“I don’t want to do technology for the sake of technology,” Seanor says. “But what I’m really looking for is how do you hide the technology and really let the team member be the focus and the customer be the focus?”
Seanor says she’s a big believer restaurants (and other app developers) have to earn the right to be on somebody’s phone.
According to emarketer, the average smartphone user spends three hours and 10 minutes each day using their device. About two hours and 51 minutes is spent on apps, with apps accounting for roughly 90 percent of smartphone usage. And research showed there were 80-plus apps installed on the average smartphone. However, the average person used just nine of those on a daily basis and 30 each month. Per Statista, 25 percent of apps are used only once after being downloaded, and then are relegated to smartphone purgatory.
“You’re going to compete against games. You’re going to compete against social media,” Seanor says. “And from my lens, you really have to make it about them as opposed to about us. … Finding another way to relate to that customer is really how I think all of us need to start looking at it.”
COVID also put some prior conversations around transaction cannibalization to rest, she says. What restaurants found, Seanor adds, is they’re getting incremental events they probably weren’t before. Zeroing in on Bloomin’s virtual brand, Tender Shack, the company said in February that 80 percent of its customers for the concept had never ordered from any of Bloomin’s legacy restaurants (Outback, Carrabba’s, Fleming’s, and Bonefish Grill).
Even in fast casual Chipotle’s case, when dine-in flowed back, the brand saw overlap in the 15 percent-plus range in terms of guests who ordered digitally and in-store, leaving the door open for a lot of incremental business. It essentially signaled the on-premises visit was a different one. A similar point emerged with delivery and order-ahead. Guests weren’t trading them off with consistency. “But the ability to have access to both is really powerful,” Chipotle CEO Brian Niccol said in July.
The way Seanor approached this is by shifting mindset. Fewer questions and more observations in how customers react to restaurant experiences. One learning is more people are having occasions at home, which is helping define new ways for customers to interact with family and friends. And for restaurants, how can brands play a role?
Outback’s new app was designed to provide a more logical journey for guests. The brand added more visual cues. For instance, in the past, side items would say, “mashed potatoes.” Now there’s pictures for every option. “Encouraging the customer,” Seanor says. “Sometimes, they don’t really know what they want to have.”
Outback is trying to appeal to consumers’ emotions. “Often in those experiences, it’s the little things that make a big difference.”
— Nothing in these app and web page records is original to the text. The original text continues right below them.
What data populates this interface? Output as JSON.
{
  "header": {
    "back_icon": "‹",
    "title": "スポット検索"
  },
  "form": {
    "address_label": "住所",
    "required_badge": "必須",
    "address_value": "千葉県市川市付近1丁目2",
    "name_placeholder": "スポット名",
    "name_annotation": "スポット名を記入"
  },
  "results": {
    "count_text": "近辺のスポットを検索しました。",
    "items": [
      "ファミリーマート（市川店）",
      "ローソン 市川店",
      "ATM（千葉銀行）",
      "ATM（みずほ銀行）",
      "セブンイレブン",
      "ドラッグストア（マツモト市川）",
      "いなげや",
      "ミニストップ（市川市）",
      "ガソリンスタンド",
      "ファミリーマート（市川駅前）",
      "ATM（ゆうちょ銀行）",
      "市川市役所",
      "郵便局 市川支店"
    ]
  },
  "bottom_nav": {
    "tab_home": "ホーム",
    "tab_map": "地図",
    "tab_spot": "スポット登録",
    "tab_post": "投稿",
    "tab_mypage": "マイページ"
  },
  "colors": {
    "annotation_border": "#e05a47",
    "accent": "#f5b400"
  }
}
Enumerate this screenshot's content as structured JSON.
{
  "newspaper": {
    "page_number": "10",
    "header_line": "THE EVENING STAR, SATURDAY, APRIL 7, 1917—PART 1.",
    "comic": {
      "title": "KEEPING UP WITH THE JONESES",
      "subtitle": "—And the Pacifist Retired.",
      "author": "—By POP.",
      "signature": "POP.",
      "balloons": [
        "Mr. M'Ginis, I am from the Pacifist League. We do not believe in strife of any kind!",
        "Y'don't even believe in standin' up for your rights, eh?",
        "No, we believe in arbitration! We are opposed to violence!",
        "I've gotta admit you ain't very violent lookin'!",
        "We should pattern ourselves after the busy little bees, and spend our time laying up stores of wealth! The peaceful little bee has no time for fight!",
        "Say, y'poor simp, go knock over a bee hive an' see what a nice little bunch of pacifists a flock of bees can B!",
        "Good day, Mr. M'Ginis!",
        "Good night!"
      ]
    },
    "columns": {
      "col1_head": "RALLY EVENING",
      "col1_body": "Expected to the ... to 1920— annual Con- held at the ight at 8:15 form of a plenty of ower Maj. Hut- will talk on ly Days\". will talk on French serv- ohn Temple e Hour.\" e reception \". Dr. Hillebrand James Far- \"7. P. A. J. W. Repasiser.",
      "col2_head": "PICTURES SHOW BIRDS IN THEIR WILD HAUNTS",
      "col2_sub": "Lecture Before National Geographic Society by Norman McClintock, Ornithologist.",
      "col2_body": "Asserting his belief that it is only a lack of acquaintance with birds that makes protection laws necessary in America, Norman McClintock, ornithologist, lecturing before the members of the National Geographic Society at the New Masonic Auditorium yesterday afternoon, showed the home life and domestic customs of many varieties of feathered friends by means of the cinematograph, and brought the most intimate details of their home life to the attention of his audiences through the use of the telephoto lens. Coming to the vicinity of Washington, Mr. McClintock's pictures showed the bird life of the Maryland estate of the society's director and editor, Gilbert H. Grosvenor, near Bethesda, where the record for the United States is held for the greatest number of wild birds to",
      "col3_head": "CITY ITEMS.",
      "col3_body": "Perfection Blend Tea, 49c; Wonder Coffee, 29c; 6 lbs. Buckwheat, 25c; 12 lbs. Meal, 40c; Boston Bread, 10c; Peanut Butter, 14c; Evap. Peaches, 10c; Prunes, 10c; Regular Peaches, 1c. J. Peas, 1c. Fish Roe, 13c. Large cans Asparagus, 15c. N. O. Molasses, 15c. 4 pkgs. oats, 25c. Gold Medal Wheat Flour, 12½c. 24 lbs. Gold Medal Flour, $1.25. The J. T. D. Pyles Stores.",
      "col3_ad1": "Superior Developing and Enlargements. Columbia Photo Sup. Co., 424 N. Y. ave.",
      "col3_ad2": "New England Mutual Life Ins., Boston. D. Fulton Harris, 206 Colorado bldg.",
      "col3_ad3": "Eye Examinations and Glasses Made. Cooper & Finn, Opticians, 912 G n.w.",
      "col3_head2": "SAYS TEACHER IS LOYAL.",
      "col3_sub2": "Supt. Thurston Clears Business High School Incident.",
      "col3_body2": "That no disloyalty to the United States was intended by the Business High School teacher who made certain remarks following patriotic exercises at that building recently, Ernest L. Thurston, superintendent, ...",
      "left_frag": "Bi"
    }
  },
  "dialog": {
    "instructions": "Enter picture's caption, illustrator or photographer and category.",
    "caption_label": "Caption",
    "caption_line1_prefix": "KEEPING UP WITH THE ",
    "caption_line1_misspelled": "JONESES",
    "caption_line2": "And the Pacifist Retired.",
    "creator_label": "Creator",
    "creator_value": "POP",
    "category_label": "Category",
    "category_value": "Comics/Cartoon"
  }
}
The curbside enhancements are coming toward the end of the year, she adds. It’s customer driven, but there’s also care paid to employee experience. “And I’m not even talking about labor costs when I say this. I’m just talking about potentially not having to not run back and forth to a to-go room multiple times,” Seanor says. “How can we make it an efficient process for them that surprises and delight the customer?”
“Those are things that we’re exploring,” she adds. “I don’t want to do technology for the sake of technology. But what I’m really looking for is how do you hide the technology and really let the team member be the focus and the customer be the focus?”